“I’m looking at the 14th Amendment as to whether or not we have the authority,” U.S. President Joe Biden told reporters on May 21. “I think we have the authority.”
The “authority” he speaks of is the power to borrow money on the credit of the United States, which the U.S. Constitution reserves exclusively to Congress. “Invoking” the 14th Amendment wouldn’t change that. There are precisely two ways in which he could exercise such power.
The first would be a constitutional amendment creating such a power for him. That would require approval of 2/3 of both houses of Congress and ratification by 3/4 of the states. Unlikely, especially on a short timeline.
The second would be ignoring the Constitution, doing whatever he feels like doing, and daring Congress to challenge him on the matter.
Which, especially since World War II, is pretty much business as usual.
Truman went to war with North Korea. Johnson went to war with North Vietnam. Bush went to war with Iraq and Afghanistan.
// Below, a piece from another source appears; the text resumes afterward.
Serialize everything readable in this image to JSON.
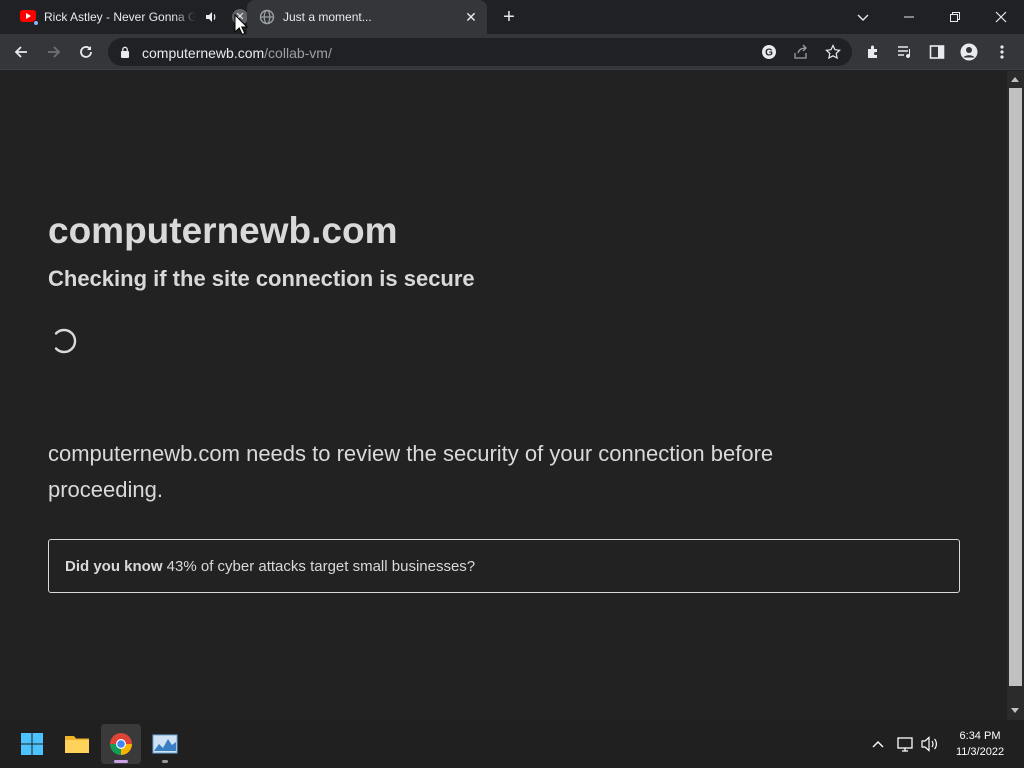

Not to mention a great many smaller conflicts, without a single congressional declaration of war, and without a single impeachment proceeding for going to war without that required congressional declaration.
A number of presidents have negotiated and implemented international agreements without the required Senate ratification, via the simple subterfuge of not calling them what they were: Treaties. Recent examples include Barack Obama’s “Joint Comprehensive Plan of Action” (aka the “Iran nuclear deal”) and Donald Trump’s “Agreement for Bringing Peace to Afghanistan.”
The prerogatives of the imperial presidency go beyond foreign policy, of course. Take, for example, Trump’s 2019 theft of funds appropriated for “defense” by Congress to build his “border wall” (after Congress had expressly denied him funding for that project multiple times). Congress’s response? A resolution “rebuking” him.
The Constitution is meaningless if it’s toothless — if there’s neither any reversal of, nor any penalty for, actions which violate it. That’s as true at the level of the presidency as at the level of a local beat cop conducting a search without the constitutionally required warrant.
As 19th-century anarchist Lysander Spooner wrote, “whether the Constitution really be one thing, or another, this much is certain — that it has either authorized such a government as we have had, or has been powerless to prevent it. In either case it is unfit to exist.”
Perhaps we should stop pretending, against all available evidence, that it DOES exist.
Thomas L. Knapp (Twitter:@thomaslknapp) is director and senior news analyst at the William Lloyd Garrison Center for Libertarian Advocacy Journalism (thegarrisoncenter.org). He lives and works in north central Florida.